In this Aug. 4, 2010 file photo, same-sex marriage supporters gather outside a federal building and wait for a judge's decision overturning California's same-sex marriage ban in San Francisco. On Tuesday, the US Supreme Court will begin hearing two days of cases involving gay marriage.
The U.S. Supreme Court is set to begin hearing two days of arguments Tuesday in cases involving gay marriage. A look at the gay marriage issue by the numbers:
— About 9 million: The number of Americans who are gay, lesbian, bisexual or transgender, according to a 2011 study by a scholar at the UCLA School of Law's Williams Institute.
— 9 plus the District of Columbia: The number of states that issue marriage licenses to same-sex couples. The states are Connecticut, Iowa, Maine, Maryland, Massachusetts, New Hampshire, New York, Vermont and Washington.
— 30: The number of states, including California, that ban same-sex marriage in their state constitutions. Ten states bar them under state laws. New Mexico law is silent on the issue.
— Almost 9: The number of years gay couples have been marrying in Massachusetts, the first state to allow same-sex couples to wed. The Massachusetts Supreme Judicial Court ruled in November 2003 that it was unconstitutional to bar same-sex couples from marrying in the state. The court allowed weddings to start May 17, 2004.
— 49: The percentage of Americans who now favor allowing gays and lesbians to marry legally, according to a Pew Research Center poll conducted in mid-March. Forty-four percent are opposed.
— 142: The number of days in 2008 that gay marriage was legal in California before voters banned it with Proposition 8.
— About 18,000: The number of gay couples that married in California during the window when it was legal.
— 9: The number of justices on the Supreme Court. Six of the justices are married, all of them to people of the opposite sex. Justice Ruth Bader Ginsburg is a widow, Justice Sonia Sotomayor is divorced and Justice Elena Kagan has never married.
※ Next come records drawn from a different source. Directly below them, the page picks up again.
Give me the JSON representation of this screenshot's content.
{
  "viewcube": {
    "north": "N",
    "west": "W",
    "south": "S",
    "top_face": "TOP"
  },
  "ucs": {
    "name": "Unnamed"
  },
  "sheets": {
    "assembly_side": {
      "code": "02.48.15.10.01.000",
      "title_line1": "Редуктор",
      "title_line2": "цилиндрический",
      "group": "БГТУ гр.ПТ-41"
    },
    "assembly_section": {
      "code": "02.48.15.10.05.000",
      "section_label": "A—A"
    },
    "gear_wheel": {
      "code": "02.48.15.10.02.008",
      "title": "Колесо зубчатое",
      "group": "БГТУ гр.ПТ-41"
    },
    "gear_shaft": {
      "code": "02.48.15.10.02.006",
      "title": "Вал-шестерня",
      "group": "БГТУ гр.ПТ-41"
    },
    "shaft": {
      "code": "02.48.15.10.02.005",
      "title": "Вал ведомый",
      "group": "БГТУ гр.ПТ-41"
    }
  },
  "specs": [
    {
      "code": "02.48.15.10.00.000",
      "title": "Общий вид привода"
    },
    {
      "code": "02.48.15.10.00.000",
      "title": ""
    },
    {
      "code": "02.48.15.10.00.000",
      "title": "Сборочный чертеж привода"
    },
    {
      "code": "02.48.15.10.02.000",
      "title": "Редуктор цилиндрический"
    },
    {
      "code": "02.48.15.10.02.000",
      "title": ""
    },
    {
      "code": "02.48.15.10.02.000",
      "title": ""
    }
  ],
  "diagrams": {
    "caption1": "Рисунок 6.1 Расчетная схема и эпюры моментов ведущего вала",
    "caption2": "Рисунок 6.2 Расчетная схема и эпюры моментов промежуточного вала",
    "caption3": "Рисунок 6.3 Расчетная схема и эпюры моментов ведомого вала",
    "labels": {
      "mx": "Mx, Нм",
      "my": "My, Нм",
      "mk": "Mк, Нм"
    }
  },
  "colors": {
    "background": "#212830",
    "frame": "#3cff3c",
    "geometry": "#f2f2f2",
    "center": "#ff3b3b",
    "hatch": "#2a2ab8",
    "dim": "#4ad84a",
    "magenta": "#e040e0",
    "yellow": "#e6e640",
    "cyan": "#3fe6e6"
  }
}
To comment, the following rules must be followed:
Comments may be monitored for inappropriate content, but the station is under no legal obligation to do so.
If you believe a comment violates the above rules, please use the Flagging Tool to alert a Moderator.
Flagging does not guarantee removal.
Multiple violations may result in account suspension.
Decisions to suspend or unsuspend accounts are made by Station Moderators.
Questions may be sent to email@example.com. Please provide detailed information.